Here’s to storytelling as a form of activism and memory.

 ~

What is motivating you to collect stories about Katrina?

I have held a variety of roles—from small to national—leading volunteerism. And I have a very personal connection to what happened during Katrina because of family members. I feel like the national attention of the 10th anniversary provides an excellent time to gain attention for the win:win:win of volunteerism.

What is your own Katrina story?

My brother-in-law and his wife prepared for Katrina as best they could, by “buttoning up” their home and her dental practice. When we talked with them on Sunday, we were concerned that they planned to stay slightly inland from Pass Christian (at her parent’s house). When the storm finally arrived, I was glued to television and the internet while the rest of the world went on, not realizing the magnitude of what was going on.

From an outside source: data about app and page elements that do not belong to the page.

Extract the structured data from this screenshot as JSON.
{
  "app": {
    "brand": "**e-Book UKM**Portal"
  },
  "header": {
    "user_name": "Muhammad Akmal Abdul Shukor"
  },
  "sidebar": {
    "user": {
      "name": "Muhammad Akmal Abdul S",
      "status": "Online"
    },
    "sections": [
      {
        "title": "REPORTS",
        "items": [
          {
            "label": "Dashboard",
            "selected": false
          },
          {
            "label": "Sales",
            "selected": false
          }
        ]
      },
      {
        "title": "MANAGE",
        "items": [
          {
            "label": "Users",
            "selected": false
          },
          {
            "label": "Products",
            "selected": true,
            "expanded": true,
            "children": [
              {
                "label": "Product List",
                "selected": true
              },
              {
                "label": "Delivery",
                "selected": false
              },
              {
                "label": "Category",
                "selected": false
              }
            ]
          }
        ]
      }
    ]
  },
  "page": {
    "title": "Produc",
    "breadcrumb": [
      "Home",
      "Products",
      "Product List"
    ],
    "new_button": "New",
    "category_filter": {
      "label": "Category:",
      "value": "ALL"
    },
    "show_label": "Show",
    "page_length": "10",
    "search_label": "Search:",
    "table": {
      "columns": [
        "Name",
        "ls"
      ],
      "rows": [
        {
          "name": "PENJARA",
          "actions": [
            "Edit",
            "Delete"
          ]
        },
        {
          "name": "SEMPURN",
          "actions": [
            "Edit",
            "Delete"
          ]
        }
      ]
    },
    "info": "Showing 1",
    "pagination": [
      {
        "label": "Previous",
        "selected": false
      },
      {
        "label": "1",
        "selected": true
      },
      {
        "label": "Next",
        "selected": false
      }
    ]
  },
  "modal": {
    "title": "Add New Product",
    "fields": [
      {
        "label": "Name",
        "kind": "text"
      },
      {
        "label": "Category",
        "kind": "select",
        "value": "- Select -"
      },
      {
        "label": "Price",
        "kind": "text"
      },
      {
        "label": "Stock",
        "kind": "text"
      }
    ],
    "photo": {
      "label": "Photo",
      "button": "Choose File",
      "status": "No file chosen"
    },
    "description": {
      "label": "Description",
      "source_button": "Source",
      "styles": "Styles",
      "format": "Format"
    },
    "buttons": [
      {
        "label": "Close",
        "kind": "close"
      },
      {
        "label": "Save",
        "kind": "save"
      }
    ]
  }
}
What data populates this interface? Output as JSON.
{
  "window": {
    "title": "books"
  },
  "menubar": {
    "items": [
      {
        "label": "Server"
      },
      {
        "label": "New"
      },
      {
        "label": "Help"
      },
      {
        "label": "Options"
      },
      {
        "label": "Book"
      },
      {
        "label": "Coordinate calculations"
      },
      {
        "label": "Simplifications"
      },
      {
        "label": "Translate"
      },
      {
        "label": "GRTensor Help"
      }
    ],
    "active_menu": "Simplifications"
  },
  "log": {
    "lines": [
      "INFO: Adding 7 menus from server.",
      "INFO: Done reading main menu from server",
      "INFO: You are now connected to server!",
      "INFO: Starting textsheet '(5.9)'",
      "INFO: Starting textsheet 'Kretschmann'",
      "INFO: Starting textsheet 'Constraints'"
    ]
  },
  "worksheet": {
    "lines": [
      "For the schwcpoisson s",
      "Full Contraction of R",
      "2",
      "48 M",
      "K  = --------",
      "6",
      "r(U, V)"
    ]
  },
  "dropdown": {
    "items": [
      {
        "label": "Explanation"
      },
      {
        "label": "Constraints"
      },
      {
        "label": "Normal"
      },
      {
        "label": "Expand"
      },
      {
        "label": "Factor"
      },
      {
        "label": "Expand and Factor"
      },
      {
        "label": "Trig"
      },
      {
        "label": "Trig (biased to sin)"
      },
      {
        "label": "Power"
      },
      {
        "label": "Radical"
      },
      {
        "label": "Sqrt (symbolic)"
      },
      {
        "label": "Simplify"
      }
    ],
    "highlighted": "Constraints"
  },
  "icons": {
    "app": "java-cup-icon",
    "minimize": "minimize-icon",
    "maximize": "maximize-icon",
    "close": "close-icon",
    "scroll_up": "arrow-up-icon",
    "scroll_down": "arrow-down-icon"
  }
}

It took two days before we were sure they were fine. It took a month before we could fly into New Orleans and then drive through roadblocks and devastated (and yet uncleared) area after area to get to Pass Christian to help them with recovery. Even typing this now makes my anxiety level rise in a disconcerting way.

America went on with professional sports and stupid television and news of terrorism. By the time I was back home (after a week of helping with recovery), no one cared. I couldn’t sleep. I was so anxious over the fact that our country had moved on.

We have been back about a dozen times since the storm. People outside of the area think the disaster was in New Orleans, and they think recovery is in the past. We know better.

How do you see Katrina as linked to issues of water and climate change?

I see Katrina, as well as issues of water and climate change, as all related to the damage created by our culture of greed.

What do you hope for the future?

I hope that the best keeps coming out. Countless Americans have given their time and energy to disaster recovery, and their work goes largely unsung. I hope that we stop glorifying terrible role models like Justin Bieber or the latest NFL abuser in favor of our best heroes.

What is the power of storytelling in creating this future?

Each of us needs to tell and tell and tell.

If someone wants to share a story with you, how can they be in touch?

Monica-dot-Elenbaas-at-gmail-dot-com

 


 

nikiAs past national director for volunteer service and learning for the YMCA, Monica Niki Elenbaas has seen over and over how service benefits both the giver and received. Personally, helping family with recovery after the devastation of Hurricane Katrina on the Mississippi Gulf Coast led to a life-changing experience with the clean-up. Nearly a decade later, the recovery is far from over and that the storm’s continuing impact reveals a great deal about the best and worst of our country. Niki is collecting stories about people who volunteered in Katrina’s aftermath, as well as those who were helped, to help ensure that this part of the story is told for the 10th anniversary in 2015.